HOW TO COMPLETE THIS TASK
Please copy all of the entries exactly, but drop every picture.

**** EXTRACTED RECORDS

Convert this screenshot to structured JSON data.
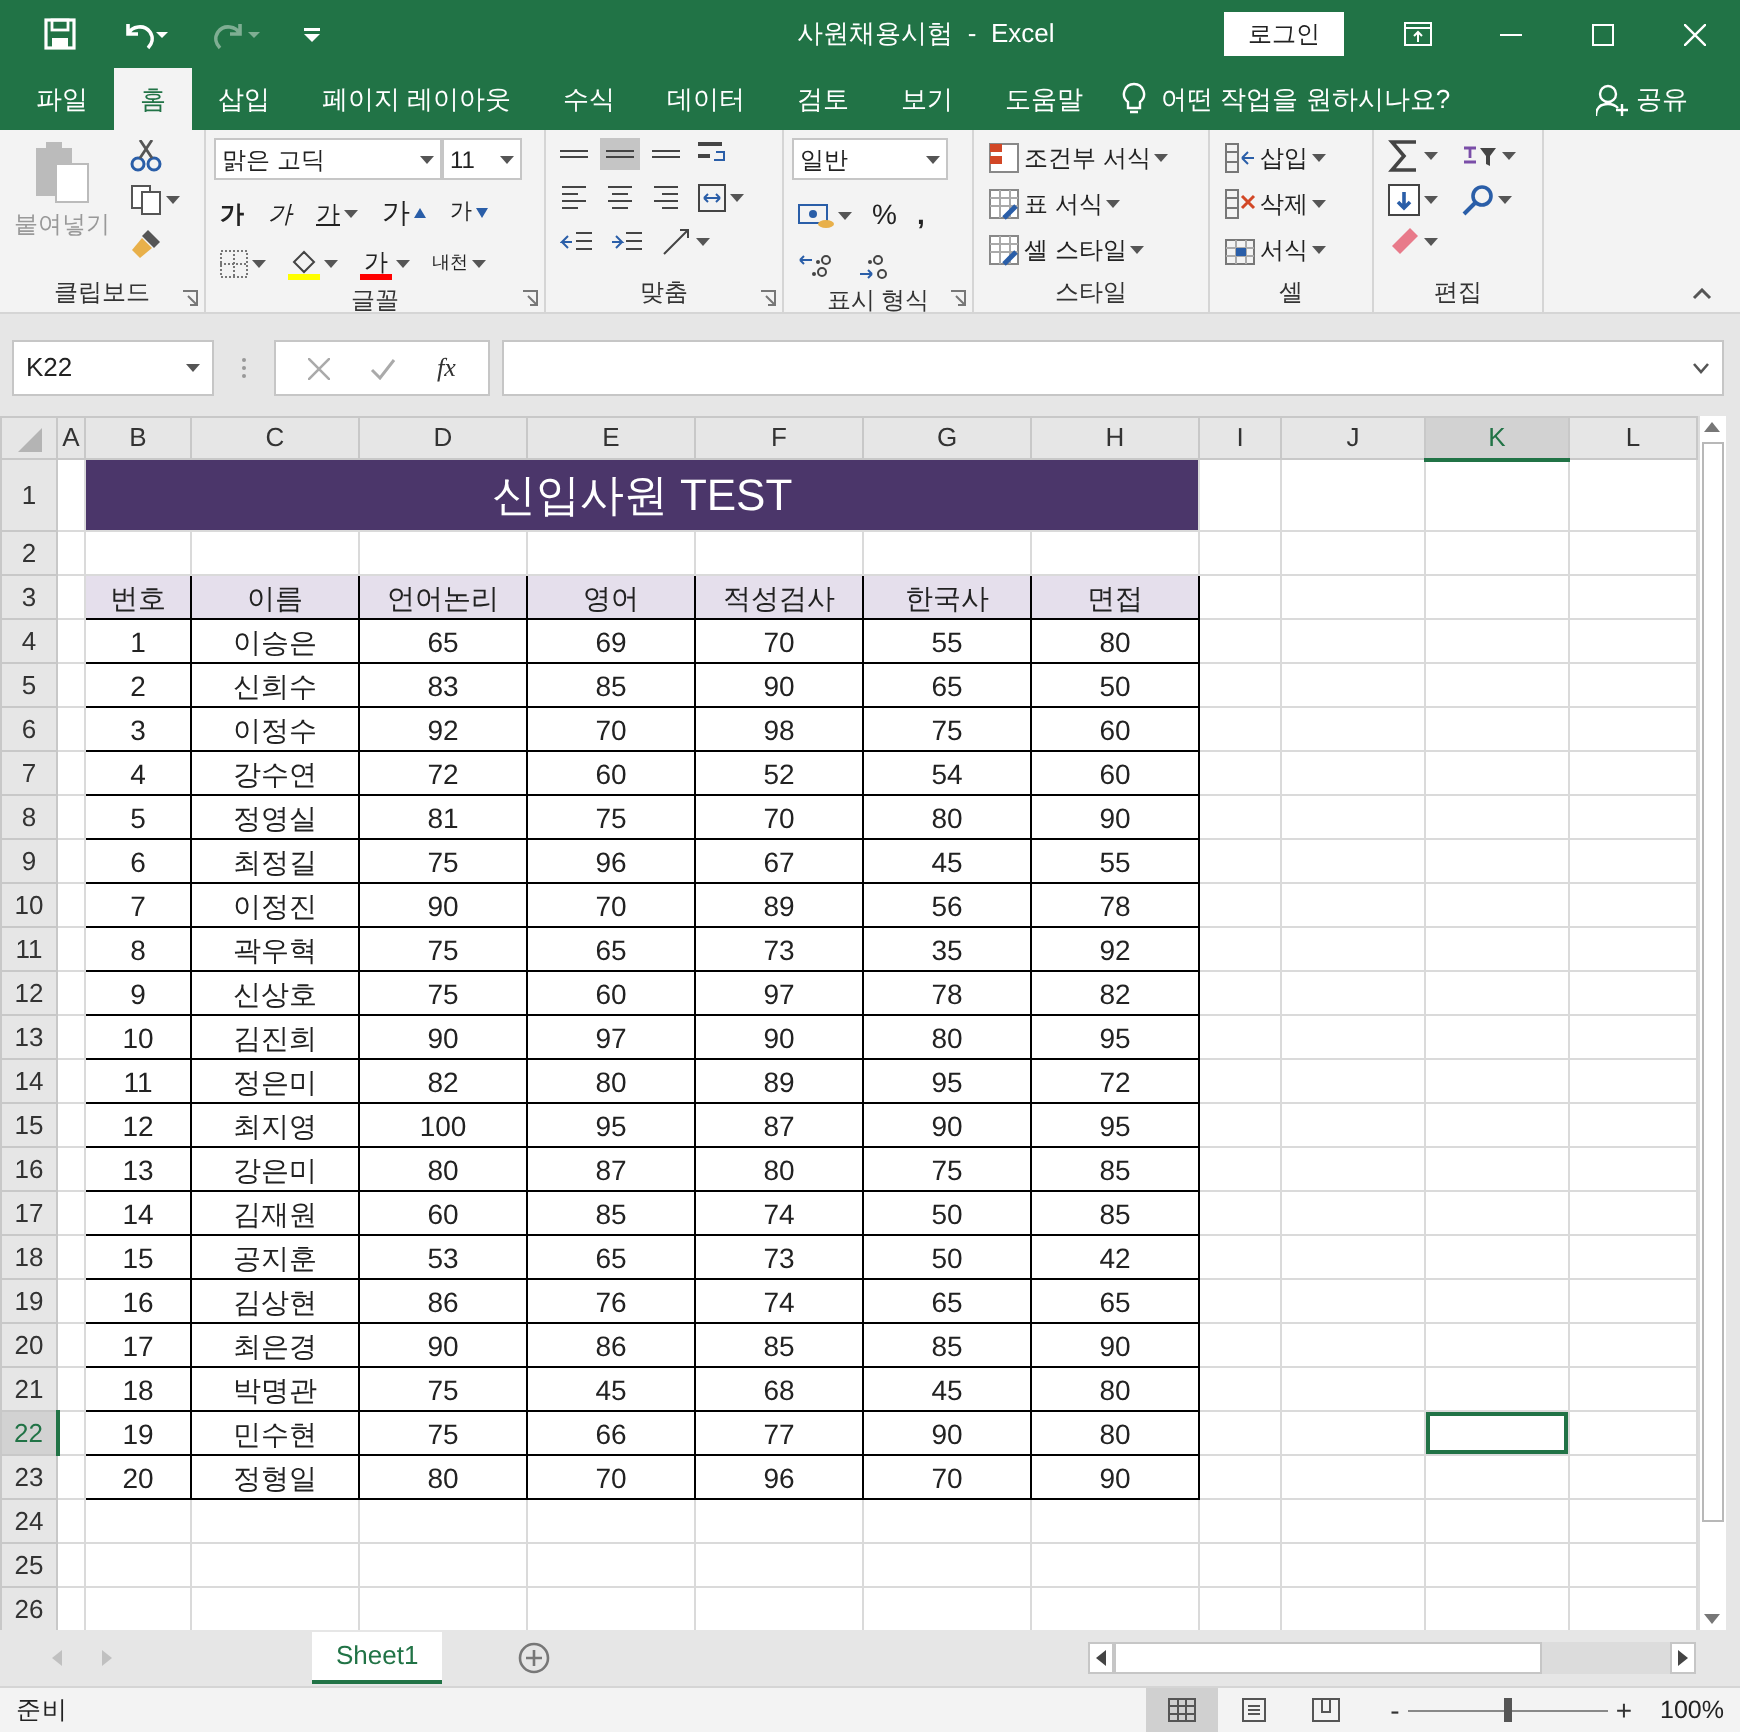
{
  "window": {
    "title": "사원채용시험  -  Excel",
    "login": "로그인"
  },
  "tabs": [
    {
      "label": "파일",
      "selected": false
    },
    {
      "label": "홈",
      "selected": true
    },
    {
      "label": "삽입",
      "selected": false
    },
    {
      "label": "페이지 레이아웃",
      "selected": false
    },
    {
      "label": "수식",
      "selected": false
    },
    {
      "label": "데이터",
      "selected": false
    },
    {
      "label": "검토",
      "selected": false
    },
    {
      "label": "보기",
      "selected": false
    },
    {
      "label": "도움말",
      "selected": false
    }
  ],
  "tell_me": {
    "placeholder": "어떤 작업을 원하시나요?"
  },
  "share": "공유",
  "ribbon": {
    "clipboard": {
      "label": "클립보드",
      "paste": {
        "label": "붙여넣기",
        "disabled": true
      }
    },
    "font": {
      "label": "글꼴",
      "font_name": "맑은 고딕",
      "font_size": "11",
      "bold": "가",
      "italic": "가",
      "underline": "가",
      "grow": "가",
      "shrink": "가",
      "font_color": "가",
      "phonetic": "내천"
    },
    "alignment": {
      "label": "맞춤",
      "middle_selected": true
    },
    "number": {
      "label": "표시 형식",
      "format": "일반",
      "percent": "%",
      "comma": ","
    },
    "styles": {
      "label": "스타일",
      "items": [
        "조건부 서식",
        "표 서식",
        "셀 스타일"
      ]
    },
    "cells": {
      "label": "셀",
      "items": [
        "삽입",
        "삭제",
        "서식"
      ]
    },
    "editing": {
      "label": "편집"
    }
  },
  "formula_bar": {
    "name_box": "K22",
    "fx": "fx"
  },
  "sheet": {
    "columns": [
      {
        "label": "A",
        "selected": false
      },
      {
        "label": "B",
        "selected": false
      },
      {
        "label": "C",
        "selected": false
      },
      {
        "label": "D",
        "selected": false
      },
      {
        "label": "E",
        "selected": false
      },
      {
        "label": "F",
        "selected": false
      },
      {
        "label": "G",
        "selected": false
      },
      {
        "label": "H",
        "selected": false
      },
      {
        "label": "I",
        "selected": false
      },
      {
        "label": "J",
        "selected": false
      },
      {
        "label": "K",
        "selected": true
      },
      {
        "label": "L",
        "selected": false
      }
    ],
    "rows": [
      {
        "label": "1",
        "selected": false
      },
      {
        "label": "2",
        "selected": false
      },
      {
        "label": "3",
        "selected": false
      },
      {
        "label": "4",
        "selected": false
      },
      {
        "label": "5",
        "selected": false
      },
      {
        "label": "6",
        "selected": false
      },
      {
        "label": "7",
        "selected": false
      },
      {
        "label": "8",
        "selected": false
      },
      {
        "label": "9",
        "selected": false
      },
      {
        "label": "10",
        "selected": false
      },
      {
        "label": "11",
        "selected": false
      },
      {
        "label": "12",
        "selected": false
      },
      {
        "label": "13",
        "selected": false
      },
      {
        "label": "14",
        "selected": false
      },
      {
        "label": "15",
        "selected": false
      },
      {
        "label": "16",
        "selected": false
      },
      {
        "label": "17",
        "selected": false
      },
      {
        "label": "18",
        "selected": false
      },
      {
        "label": "19",
        "selected": false
      },
      {
        "label": "20",
        "selected": false
      },
      {
        "label": "21",
        "selected": false
      },
      {
        "label": "22",
        "selected": true
      },
      {
        "label": "23",
        "selected": false
      },
      {
        "label": "24",
        "selected": false
      },
      {
        "label": "25",
        "selected": false
      },
      {
        "label": "26",
        "selected": false
      }
    ],
    "title": "신입사원 TEST",
    "table": {
      "columns": [
        "번호",
        "이름",
        "언어논리",
        "영어",
        "적성검사",
        "한국사",
        "면접"
      ],
      "rows": [
        [
          "1",
          "이승은",
          "65",
          "69",
          "70",
          "55",
          "80"
        ],
        [
          "2",
          "신희수",
          "83",
          "85",
          "90",
          "65",
          "50"
        ],
        [
          "3",
          "이정수",
          "92",
          "70",
          "98",
          "75",
          "60"
        ],
        [
          "4",
          "강수연",
          "72",
          "60",
          "52",
          "54",
          "60"
        ],
        [
          "5",
          "정영실",
          "81",
          "75",
          "70",
          "80",
          "90"
        ],
        [
          "6",
          "최정길",
          "75",
          "96",
          "67",
          "45",
          "55"
        ],
        [
          "7",
          "이정진",
          "90",
          "70",
          "89",
          "56",
          "78"
        ],
        [
          "8",
          "곽우혁",
          "75",
          "65",
          "73",
          "35",
          "92"
        ],
        [
          "9",
          "신상호",
          "75",
          "60",
          "97",
          "78",
          "82"
        ],
        [
          "10",
          "김진희",
          "90",
          "97",
          "90",
          "80",
          "95"
        ],
        [
          "11",
          "정은미",
          "82",
          "80",
          "89",
          "95",
          "72"
        ],
        [
          "12",
          "최지영",
          "100",
          "95",
          "87",
          "90",
          "95"
        ],
        [
          "13",
          "강은미",
          "80",
          "87",
          "80",
          "75",
          "85"
        ],
        [
          "14",
          "김재원",
          "60",
          "85",
          "74",
          "50",
          "85"
        ],
        [
          "15",
          "공지훈",
          "53",
          "65",
          "73",
          "50",
          "42"
        ],
        [
          "16",
          "김상현",
          "86",
          "76",
          "74",
          "65",
          "65"
        ],
        [
          "17",
          "최은경",
          "90",
          "86",
          "85",
          "85",
          "90"
        ],
        [
          "18",
          "박명관",
          "75",
          "45",
          "68",
          "45",
          "80"
        ],
        [
          "19",
          "민수현",
          "75",
          "66",
          "77",
          "90",
          "80"
        ],
        [
          "20",
          "정형일",
          "80",
          "70",
          "96",
          "70",
          "90"
        ]
      ]
    }
  },
  "sheet_tabs": [
    {
      "label": "Sheet1",
      "selected": true
    }
  ],
  "status_bar": {
    "text": "준비",
    "views": [
      {
        "selected": true
      },
      {
        "selected": false
      },
      {
        "selected": false
      }
    ],
    "zoom": {
      "minus": "-",
      "plus": "+",
      "level": 0.5,
      "reading": "100%"
    }
  }
}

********

TASK OUTPUT
Convert this screenshot to structured JSON data.
{
  "window": {
    "title": "사원채용시험  -  Excel",
    "login": "로그인"
  },
  "tabs": [
    {
      "label": "파일",
      "selected": false
    },
    {
      "label": "홈",
      "selected": true
    },
    {
      "label": "삽입",
      "selected": false
    },
    {
      "label": "페이지 레이아웃",
      "selected": false
    },
    {
      "label": "수식",
      "selected": false
    },
    {
      "label": "데이터",
      "selected": false
    },
    {
      "label": "검토",
      "selected": false
    },
    {
      "label": "보기",
      "selected": false
    },
    {
      "label": "도움말",
      "selected": false
    }
  ],
  "tell_me": {
    "placeholder": "어떤 작업을 원하시나요?"
  },
  "share": "공유",
  "ribbon": {
    "clipboard": {
      "label": "클립보드",
      "paste": {
        "label": "붙여넣기",
        "disabled": true
      }
    },
    "font": {
      "label": "글꼴",
      "font_name": "맑은 고딕",
      "font_size": "11",
      "bold": "가",
      "italic": "가",
      "underline": "가",
      "grow": "가",
      "shrink": "가",
      "font_color": "가",
      "phonetic": "내천"
    },
    "alignment": {
      "label": "맞춤",
      "middle_selected": true
    },
    "number": {
      "label": "표시 형식",
      "format": "일반",
      "percent": "%",
      "comma": ","
    },
    "styles": {
      "label": "스타일",
      "items": [
        "조건부 서식",
        "표 서식",
        "셀 스타일"
      ]
    },
    "cells": {
      "label": "셀",
      "items": [
        "삽입",
        "삭제",
        "서식"
      ]
    },
    "editing": {
      "label": "편집"
    }
  },
  "formula_bar": {
    "name_box": "K22",
    "fx": "fx"
  },
  "sheet": {
    "columns": [
      {
        "label": "A",
        "selected": false
      },
      {
        "label": "B",
        "selected": false
      },
      {
        "label": "C",
        "selected": false
      },
      {
        "label": "D",
        "selected": false
      },
      {
        "label": "E",
        "selected": false
      },
      {
        "label": "F",
        "selected": false
      },
      {
        "label": "G",
        "selected": false
      },
      {
        "label": "H",
        "selected": false
      },
      {
        "label": "I",
        "selected": false
      },
      {
        "label": "J",
        "selected": false
      },
      {
        "label": "K",
        "selected": true
      },
      {
        "label": "L",
        "selected": false
      }
    ],
    "rows": [
      {
        "label": "1",
        "selected": false
      },
      {
        "label": "2",
        "selected": false
      },
      {
        "label": "3",
        "selected": false
      },
      {
        "label": "4",
        "selected": false
      },
      {
        "label": "5",
        "selected": false
      },
      {
        "label": "6",
        "selected": false
      },
      {
        "label": "7",
        "selected": false
      },
      {
        "label": "8",
        "selected": false
      },
      {
        "label": "9",
        "selected": false
      },
      {
        "label": "10",
        "selected": false
      },
      {
        "label": "11",
        "selected": false
      },
      {
        "label": "12",
        "selected": false
      },
      {
        "label": "13",
        "selected": false
      },
      {
        "label": "14",
        "selected": false
      },
      {
        "label": "15",
        "selected": false
      },
      {
        "label": "16",
        "selected": false
      },
      {
        "label": "17",
        "selected": false
      },
      {
        "label": "18",
        "selected": false
      },
      {
        "label": "19",
        "selected": false
      },
      {
        "label": "20",
        "selected": false
      },
      {
        "label": "21",
        "selected": false
      },
      {
        "label": "22",
        "selected": true
      },
      {
        "label": "23",
        "selected": false
      },
      {
        "label": "24",
        "selected": false
      },
      {
        "label": "25",
        "selected": false
      },
      {
        "label": "26",
        "selected": false
      }
    ],
    "title": "신입사원 TEST",
    "table": {
      "columns": [
        "번호",
        "이름",
        "언어논리",
        "영어",
        "적성검사",
        "한국사",
        "면접"
      ],
      "rows": [
        [
          "1",
          "이승은",
          "65",
          "69",
          "70",
          "55",
          "80"
        ],
        [
          "2",
          "신희수",
          "83",
          "85",
          "90",
          "65",
          "50"
        ],
        [
          "3",
          "이정수",
          "92",
          "70",
          "98",
          "75",
          "60"
        ],
        [
          "4",
          "강수연",
          "72",
          "60",
          "52",
          "54",
          "60"
        ],
        [
          "5",
          "정영실",
          "81",
          "75",
          "70",
          "80",
          "90"
        ],
        [
          "6",
          "최정길",
          "75",
          "96",
          "67",
          "45",
          "55"
        ],
        [
          "7",
          "이정진",
          "90",
          "70",
          "89",
          "56",
          "78"
        ],
        [
          "8",
          "곽우혁",
          "75",
          "65",
          "73",
          "35",
          "92"
        ],
        [
          "9",
          "신상호",
          "75",
          "60",
          "97",
          "78",
          "82"
        ],
        [
          "10",
          "김진희",
          "90",
          "97",
          "90",
          "80",
          "95"
        ],
        [
          "11",
          "정은미",
          "82",
          "80",
          "89",
          "95",
          "72"
        ],
        [
          "12",
          "최지영",
          "100",
          "95",
          "87",
          "90",
          "95"
        ],
        [
          "13",
          "강은미",
          "80",
          "87",
          "80",
          "75",
          "85"
        ],
        [
          "14",
          "김재원",
          "60",
          "85",
          "74",
          "50",
          "85"
        ],
        [
          "15",
          "공지훈",
          "53",
          "65",
          "73",
          "50",
          "42"
        ],
        [
          "16",
          "김상현",
          "86",
          "76",
          "74",
          "65",
          "65"
        ],
        [
          "17",
          "최은경",
          "90",
          "86",
          "85",
          "85",
          "90"
        ],
        [
          "18",
          "박명관",
          "75",
          "45",
          "68",
          "45",
          "80"
        ],
        [
          "19",
          "민수현",
          "75",
          "66",
          "77",
          "90",
          "80"
        ],
        [
          "20",
          "정형일",
          "80",
          "70",
          "96",
          "70",
          "90"
        ]
      ]
    }
  },
  "sheet_tabs": [
    {
      "label": "Sheet1",
      "selected": true
    }
  ],
  "status_bar": {
    "text": "준비",
    "views": [
      {
        "selected": true
      },
      {
        "selected": false
      },
      {
        "selected": false
      }
    ],
    "zoom": {
      "minus": "-",
      "plus": "+",
      "level": 0.5,
      "reading": "100%"
    }
  }
}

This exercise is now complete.